Do you envy your classmates who study in a group? After all, it’s not easy to get illustrious classmates to rub brains with and get the benefit of knowledge of others.
If you do… then, well, you don’t need to. Because you, as a lone soul furrowing through your books and notes, are likely studying more efficiently than your classmates studying in a group.
In this post, I’ll enumerate reasons for and against group-study, and talk why self-study is better. Although there are several arguments in favor of and against each, two very fundamentals of efficient study – how you learn something and how you focus – go in favor of self-study, which kind of outweigh other factors.
That, however, doesn’t mean group-study shouldn’t get a place in your schedule. It should. As you’ll figure out in the latter part of the post, it trumps self-study under one condition.
Sunlight is better known for synthesis of vitamin D in our bodies and for improving our moods. But what is less appreciated is that it can also make us more productive.
If you study in sunlight (not direct exposure, though), you’ll be significantly more alert, less drowsy in the afternoon, thereby increasing your productivity. As a result, you’ll have a more effective study schedule and you’ll be able to study longer without getting tired.
Here are quotations and illustrations, with brief explanations where required, to motivate students for fourteen difficult situations (facing an important exam, procrastination, resisting peer pressure, addiction to social media, worry, lacking talent, and so on) they commonly face.
“I am hours away from playing in the biggest tennis match of my life: the fourth round of the U.S. Open … on Labor Day … on my dad’s birthday … on Arthur Ashe … on CBS … against Roger Federer. I am hours away from playing the greatest player of all time, for a chance at my best-ever result, in my favorite tournament in the world. I am hours away from playing the match that you work for, that you sacrifice for, for an entire career.
“And I can’t do it.
“I literally can’t do it.
“It’s early afternoon; I’m in the transportation car on my way to the courts.
“And I am having an anxiety attack.”
You would’ve heard it all – eat every 2-3 hours, don’t have too much caffeine, keep hydrated, eat healthy, and so on.
But do you know that certain types of food, which also happen to be the most regularly consumed by students, can send your energy level soaring to the top of the rollercoaster, and in short time, to its lowest point. And this crash can deprive you of the much needed energy to focus on the task at hand, including studying, something you can prevent by a better choice of what you eat or drink.

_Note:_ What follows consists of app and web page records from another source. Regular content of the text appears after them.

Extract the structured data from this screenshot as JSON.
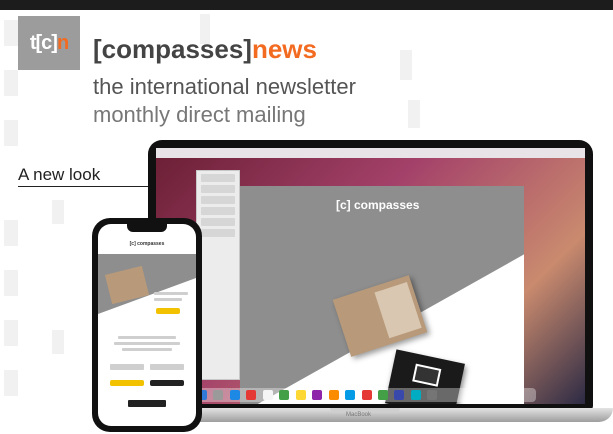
{
  "logo": {
    "prefix": "t[c]",
    "suffix": "n"
  },
  "title": {
    "main": "[compasses]",
    "accent": "news"
  },
  "subtitle1": "the international newsletter",
  "subtitle2": "monthly direct mailing",
  "new_look": "A new look",
  "laptop": {
    "app_logo": "[c] compasses",
    "base_label": "MacBook"
  },
  "phone": {
    "app_logo": "[c] compasses"
  },
  "colors": {
    "accent": "#f26b21",
    "logo_bg": "#9c9c9c",
    "text": "#555555"
  }
}
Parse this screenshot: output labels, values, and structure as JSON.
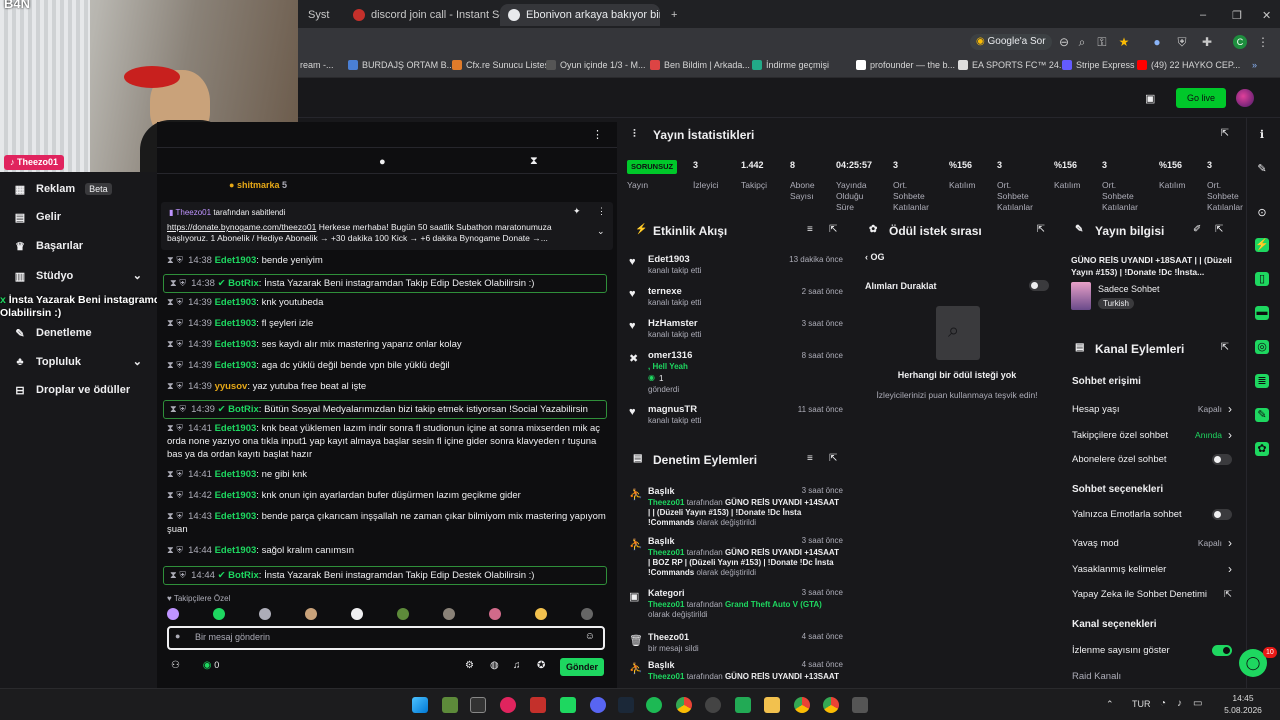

Imagine, this happening during an important day, say the day you’re taking an important test or the day you really need to slog at high efficiency to pull off that last-minute submission.